Fire officials have elevated the fire danger rating to "high" for both Bridger-Teton National Forest and Grand Teton National Park.
Jackie Scaggs is a spokeswoman for Grand Teton National Park. She says one of the biggest factors for the rating comes from a drier-than-normal season.
"We definitely had a wet spring, and we had an wet, early summer through June, but July actually had less moisture, less precipitation than we normally do and we have continued that trend into August. So the heavy fuels in the forest are drier than normal for this time of year."
Scaggs says the fire danger ratings system falls under low, moderate, high, very high and extreme. She says that while the elevated rating of "high" is in the middle of the pack, park visitors should still exercise caution while in the Grand Teton or Bridger Teton parks.

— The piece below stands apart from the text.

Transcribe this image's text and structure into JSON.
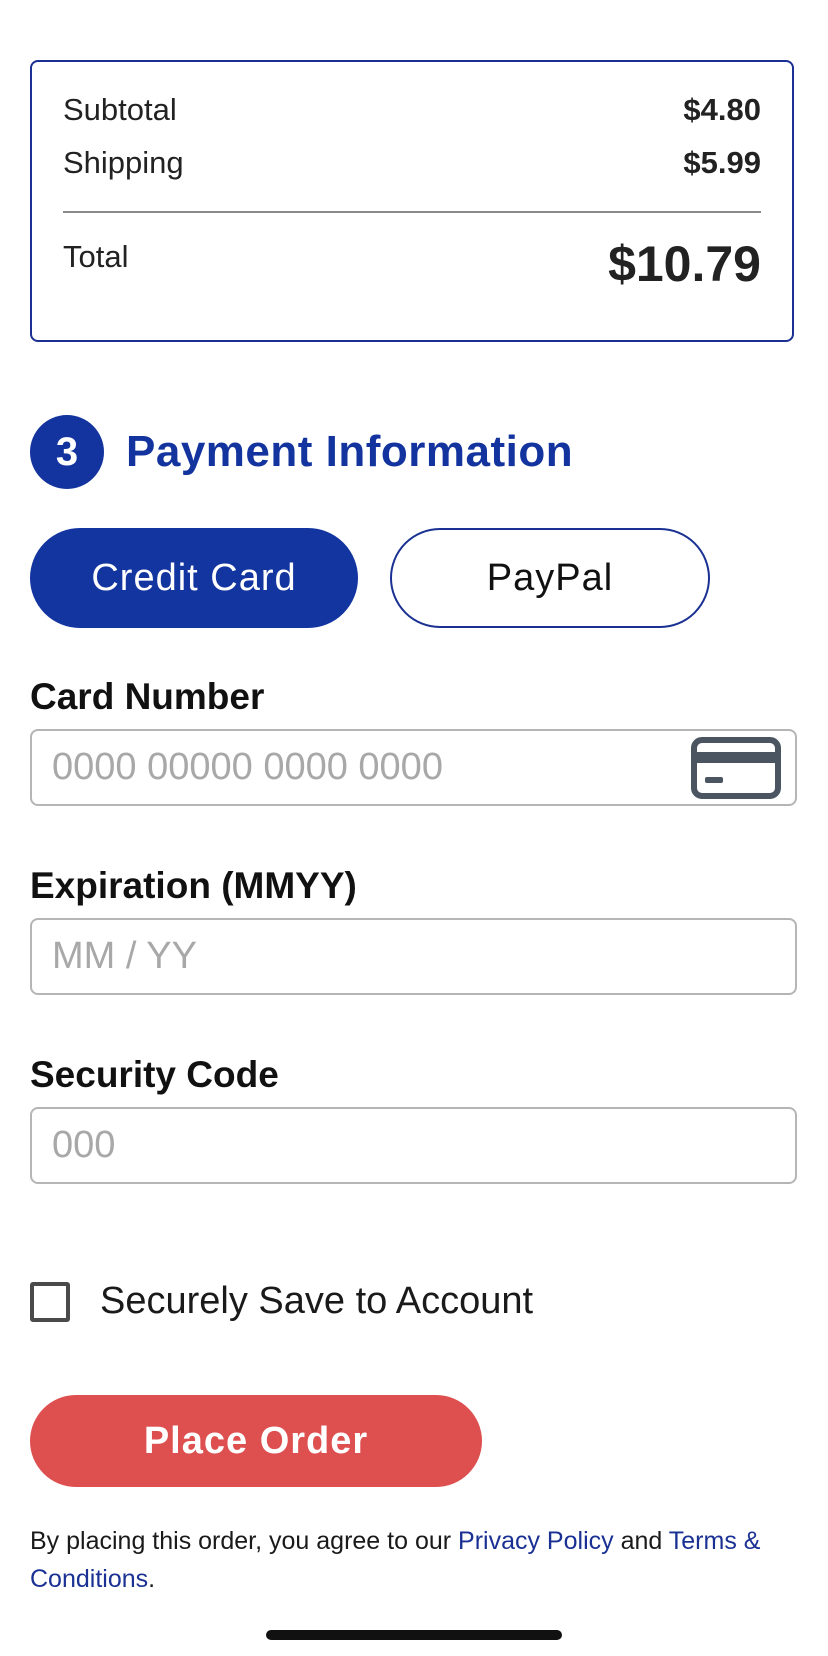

People responsible for leaving an unattended camp fire can be fined 225-dollars, and can be held liable for suppression costs should they start a wildfire.